Problem requirements:
Anywhere the string "example" shows up in the listing below, copy the line it is in.

Source data:
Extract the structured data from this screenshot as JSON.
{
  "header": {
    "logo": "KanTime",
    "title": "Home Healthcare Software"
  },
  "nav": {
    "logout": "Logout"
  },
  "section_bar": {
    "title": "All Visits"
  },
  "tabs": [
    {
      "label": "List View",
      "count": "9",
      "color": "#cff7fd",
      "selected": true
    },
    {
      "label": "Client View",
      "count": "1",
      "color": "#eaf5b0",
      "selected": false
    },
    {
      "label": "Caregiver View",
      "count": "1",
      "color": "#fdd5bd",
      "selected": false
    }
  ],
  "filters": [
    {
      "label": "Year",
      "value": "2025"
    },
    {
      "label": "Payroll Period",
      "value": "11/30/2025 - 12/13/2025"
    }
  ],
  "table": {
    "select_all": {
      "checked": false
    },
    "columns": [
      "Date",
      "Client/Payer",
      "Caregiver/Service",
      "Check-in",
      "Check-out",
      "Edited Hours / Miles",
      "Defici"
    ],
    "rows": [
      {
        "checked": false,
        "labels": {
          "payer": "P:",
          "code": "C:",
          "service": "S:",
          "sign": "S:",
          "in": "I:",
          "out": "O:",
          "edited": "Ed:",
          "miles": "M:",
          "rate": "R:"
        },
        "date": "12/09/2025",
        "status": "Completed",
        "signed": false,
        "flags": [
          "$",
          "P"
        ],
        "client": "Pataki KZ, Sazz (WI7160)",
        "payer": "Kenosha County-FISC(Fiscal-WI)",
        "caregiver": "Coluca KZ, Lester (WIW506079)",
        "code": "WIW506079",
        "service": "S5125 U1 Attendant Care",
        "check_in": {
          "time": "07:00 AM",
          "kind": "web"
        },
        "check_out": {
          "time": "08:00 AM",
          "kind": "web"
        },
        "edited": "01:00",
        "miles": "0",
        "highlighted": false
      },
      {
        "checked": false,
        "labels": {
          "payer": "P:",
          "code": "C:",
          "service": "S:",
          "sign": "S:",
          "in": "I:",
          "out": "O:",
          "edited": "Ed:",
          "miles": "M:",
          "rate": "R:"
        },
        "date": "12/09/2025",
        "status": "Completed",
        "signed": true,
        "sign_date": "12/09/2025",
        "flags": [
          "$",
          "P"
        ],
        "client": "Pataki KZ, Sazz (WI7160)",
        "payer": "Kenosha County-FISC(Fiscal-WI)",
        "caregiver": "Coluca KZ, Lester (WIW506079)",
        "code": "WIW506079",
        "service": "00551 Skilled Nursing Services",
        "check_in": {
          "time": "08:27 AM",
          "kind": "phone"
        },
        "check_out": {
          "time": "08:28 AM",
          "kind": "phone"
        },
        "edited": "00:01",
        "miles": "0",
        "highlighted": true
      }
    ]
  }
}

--

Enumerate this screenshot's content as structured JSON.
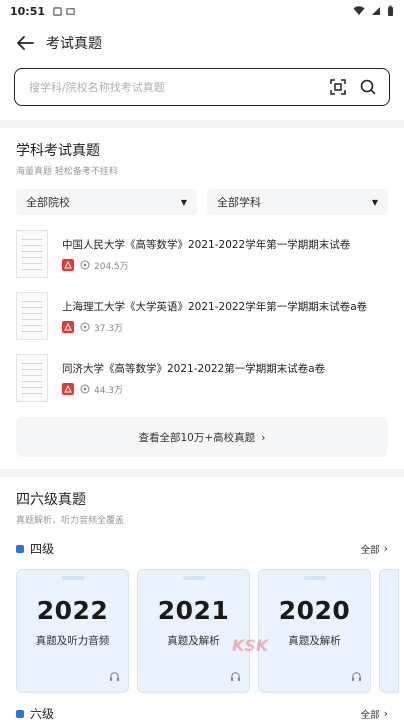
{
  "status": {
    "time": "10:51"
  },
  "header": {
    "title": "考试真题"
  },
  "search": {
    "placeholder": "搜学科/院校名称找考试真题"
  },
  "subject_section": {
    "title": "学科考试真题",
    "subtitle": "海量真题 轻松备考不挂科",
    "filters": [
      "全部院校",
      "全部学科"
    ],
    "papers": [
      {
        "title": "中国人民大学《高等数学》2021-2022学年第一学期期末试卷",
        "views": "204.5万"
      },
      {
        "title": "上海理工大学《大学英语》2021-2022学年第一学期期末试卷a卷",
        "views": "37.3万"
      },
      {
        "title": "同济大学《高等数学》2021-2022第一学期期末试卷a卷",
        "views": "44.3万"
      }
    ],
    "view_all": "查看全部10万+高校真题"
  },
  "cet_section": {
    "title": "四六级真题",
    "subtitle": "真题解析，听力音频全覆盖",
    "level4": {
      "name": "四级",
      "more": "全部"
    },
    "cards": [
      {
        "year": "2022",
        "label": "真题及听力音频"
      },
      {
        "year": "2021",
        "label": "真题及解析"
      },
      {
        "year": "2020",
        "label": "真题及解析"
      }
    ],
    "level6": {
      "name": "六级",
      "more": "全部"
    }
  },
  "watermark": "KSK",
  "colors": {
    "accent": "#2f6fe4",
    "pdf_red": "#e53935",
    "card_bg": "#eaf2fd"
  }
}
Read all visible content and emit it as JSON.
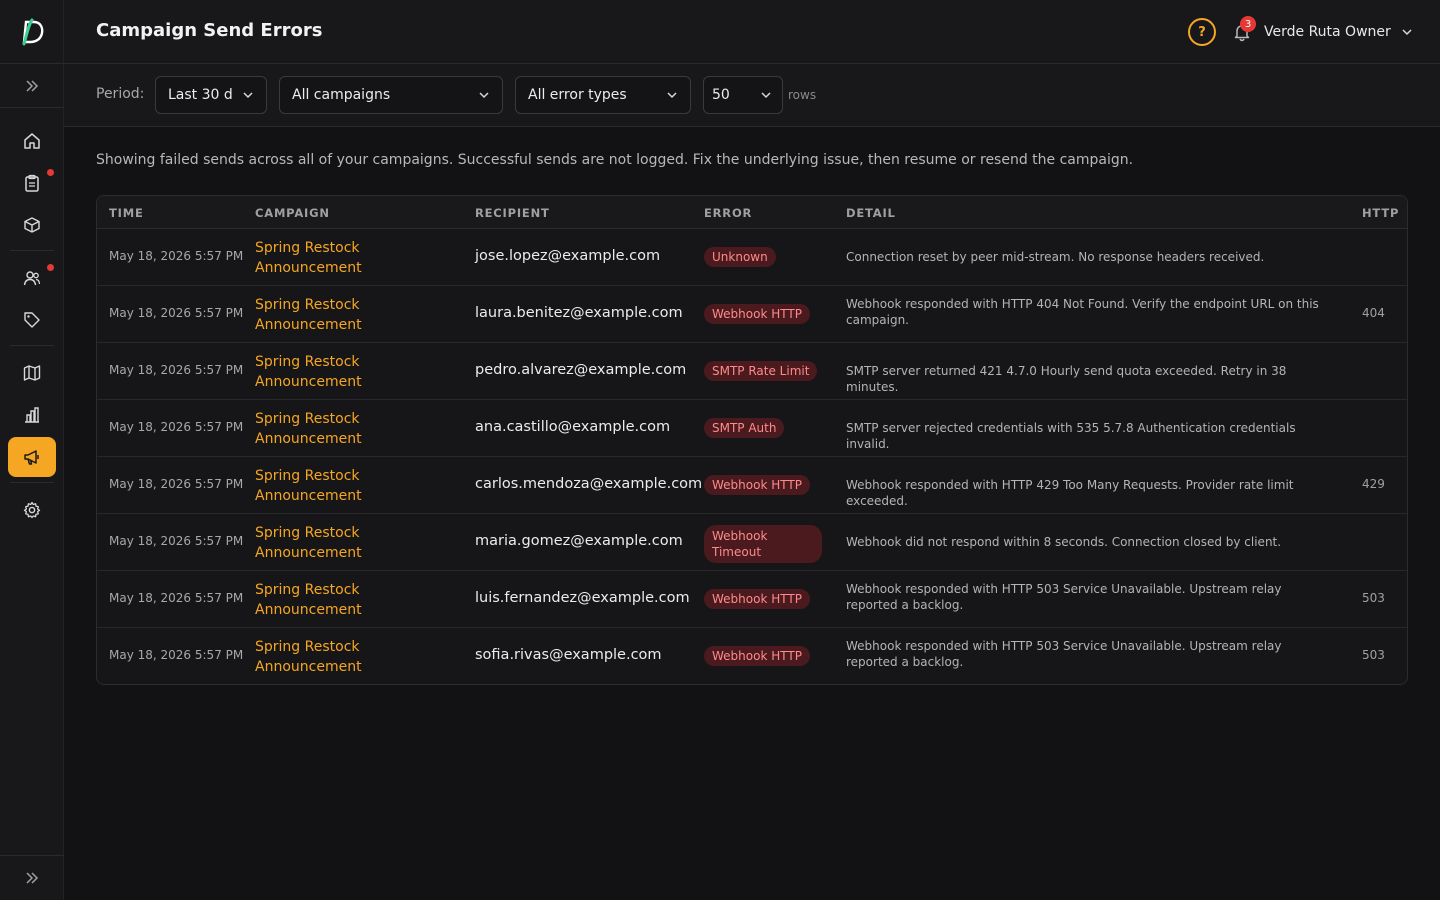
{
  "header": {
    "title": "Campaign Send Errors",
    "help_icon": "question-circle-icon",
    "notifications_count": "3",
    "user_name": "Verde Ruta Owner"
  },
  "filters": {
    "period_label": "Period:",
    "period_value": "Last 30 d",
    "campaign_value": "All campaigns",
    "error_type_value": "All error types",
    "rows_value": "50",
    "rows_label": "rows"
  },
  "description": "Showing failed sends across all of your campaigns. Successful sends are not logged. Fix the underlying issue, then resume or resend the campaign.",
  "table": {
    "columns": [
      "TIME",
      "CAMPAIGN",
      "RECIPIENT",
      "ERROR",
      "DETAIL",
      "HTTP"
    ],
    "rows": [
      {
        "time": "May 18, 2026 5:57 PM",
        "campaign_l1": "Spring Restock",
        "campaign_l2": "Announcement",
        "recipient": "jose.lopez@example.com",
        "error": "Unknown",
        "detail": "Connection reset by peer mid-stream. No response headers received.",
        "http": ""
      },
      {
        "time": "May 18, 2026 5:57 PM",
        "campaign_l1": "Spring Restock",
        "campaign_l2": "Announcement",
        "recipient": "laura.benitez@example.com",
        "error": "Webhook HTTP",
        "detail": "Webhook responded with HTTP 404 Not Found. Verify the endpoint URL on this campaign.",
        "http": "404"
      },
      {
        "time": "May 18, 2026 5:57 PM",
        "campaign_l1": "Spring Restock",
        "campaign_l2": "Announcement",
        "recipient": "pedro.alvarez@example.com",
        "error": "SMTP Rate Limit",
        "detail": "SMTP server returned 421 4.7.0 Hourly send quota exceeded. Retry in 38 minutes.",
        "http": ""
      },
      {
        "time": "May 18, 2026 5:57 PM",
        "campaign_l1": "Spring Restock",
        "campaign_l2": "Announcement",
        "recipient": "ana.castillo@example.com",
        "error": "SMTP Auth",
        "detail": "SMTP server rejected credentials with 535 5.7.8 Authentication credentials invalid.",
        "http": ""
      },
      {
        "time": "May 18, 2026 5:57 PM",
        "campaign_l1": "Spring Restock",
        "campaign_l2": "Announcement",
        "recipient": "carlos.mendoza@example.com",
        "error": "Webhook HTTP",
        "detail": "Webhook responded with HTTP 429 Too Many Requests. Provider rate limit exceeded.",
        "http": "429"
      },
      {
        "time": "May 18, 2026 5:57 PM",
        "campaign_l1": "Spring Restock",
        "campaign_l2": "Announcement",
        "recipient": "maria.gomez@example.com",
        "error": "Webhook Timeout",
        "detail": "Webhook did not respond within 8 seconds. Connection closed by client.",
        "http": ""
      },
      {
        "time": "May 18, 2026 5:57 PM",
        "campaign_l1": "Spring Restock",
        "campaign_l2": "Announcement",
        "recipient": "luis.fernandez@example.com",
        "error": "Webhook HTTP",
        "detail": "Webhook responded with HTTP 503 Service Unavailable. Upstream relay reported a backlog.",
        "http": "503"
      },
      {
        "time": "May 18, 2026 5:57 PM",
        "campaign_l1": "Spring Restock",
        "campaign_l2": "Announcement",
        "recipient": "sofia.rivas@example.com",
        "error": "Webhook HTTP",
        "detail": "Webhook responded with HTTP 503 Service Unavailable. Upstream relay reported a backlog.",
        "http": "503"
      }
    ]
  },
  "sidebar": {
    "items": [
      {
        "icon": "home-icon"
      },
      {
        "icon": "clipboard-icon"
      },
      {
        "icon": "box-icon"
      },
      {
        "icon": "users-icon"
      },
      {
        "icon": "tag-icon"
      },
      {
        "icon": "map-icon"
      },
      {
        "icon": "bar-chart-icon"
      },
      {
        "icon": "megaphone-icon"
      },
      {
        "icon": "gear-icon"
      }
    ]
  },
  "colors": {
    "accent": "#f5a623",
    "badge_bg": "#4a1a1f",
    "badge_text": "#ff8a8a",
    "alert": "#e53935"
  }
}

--

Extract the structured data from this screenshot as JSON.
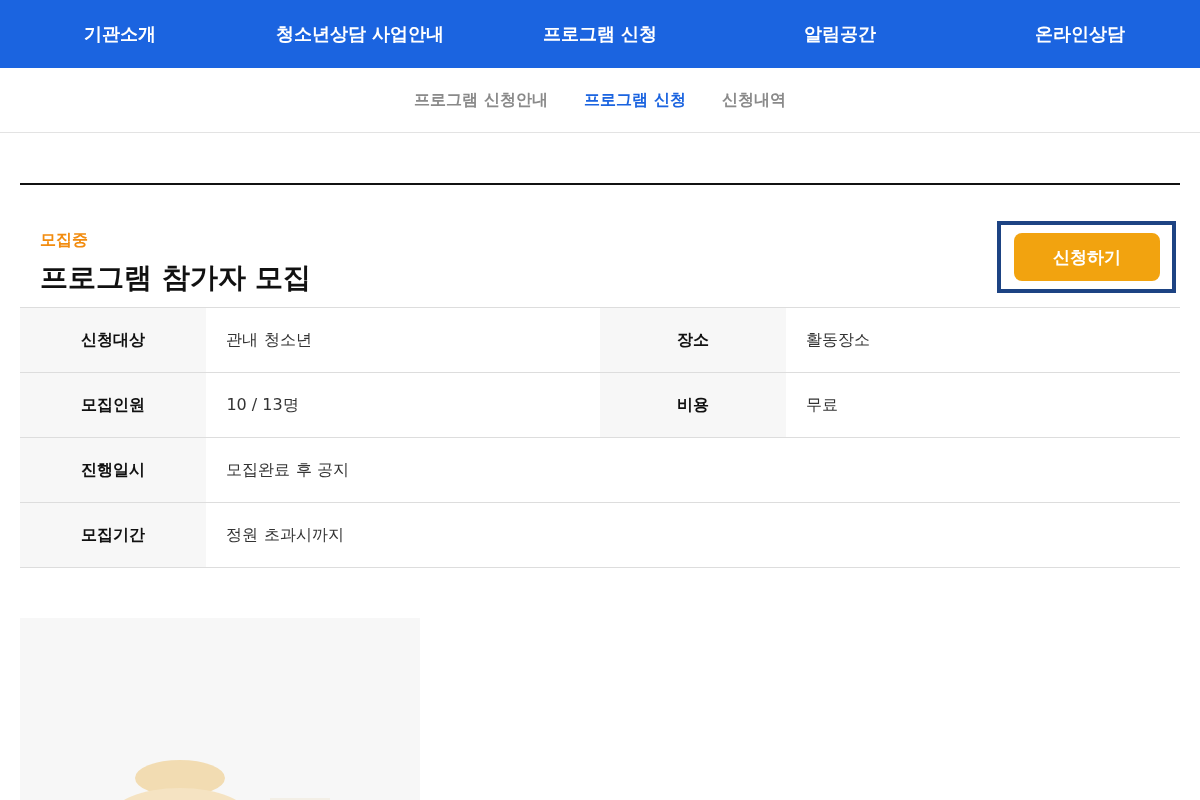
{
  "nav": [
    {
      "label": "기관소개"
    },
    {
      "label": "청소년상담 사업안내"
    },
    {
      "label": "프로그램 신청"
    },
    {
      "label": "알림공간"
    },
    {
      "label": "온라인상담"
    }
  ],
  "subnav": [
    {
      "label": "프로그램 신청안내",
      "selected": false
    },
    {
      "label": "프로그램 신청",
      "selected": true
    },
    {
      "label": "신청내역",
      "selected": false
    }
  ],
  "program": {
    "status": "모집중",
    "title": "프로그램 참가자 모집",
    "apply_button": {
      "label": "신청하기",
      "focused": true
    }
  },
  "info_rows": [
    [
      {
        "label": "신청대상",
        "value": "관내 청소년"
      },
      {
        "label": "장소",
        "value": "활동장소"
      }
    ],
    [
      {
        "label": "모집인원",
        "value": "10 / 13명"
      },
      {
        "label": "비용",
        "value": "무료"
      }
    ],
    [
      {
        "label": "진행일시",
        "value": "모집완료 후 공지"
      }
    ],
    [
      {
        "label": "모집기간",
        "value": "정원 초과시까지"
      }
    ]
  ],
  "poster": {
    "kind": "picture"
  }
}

Final answer:
        "recipient": "jose.lopez@example.com",
        "recipient": "laura.benitez@example.com",
        "recipient": "pedro.alvarez@example.com",
        "recipient": "ana.castillo@example.com",
        "recipient": "carlos.mendoza@example.com",
        "recipient": "maria.gomez@example.com",
        "recipient": "luis.fernandez@example.com",
        "recipient": "sofia.rivas@example.com",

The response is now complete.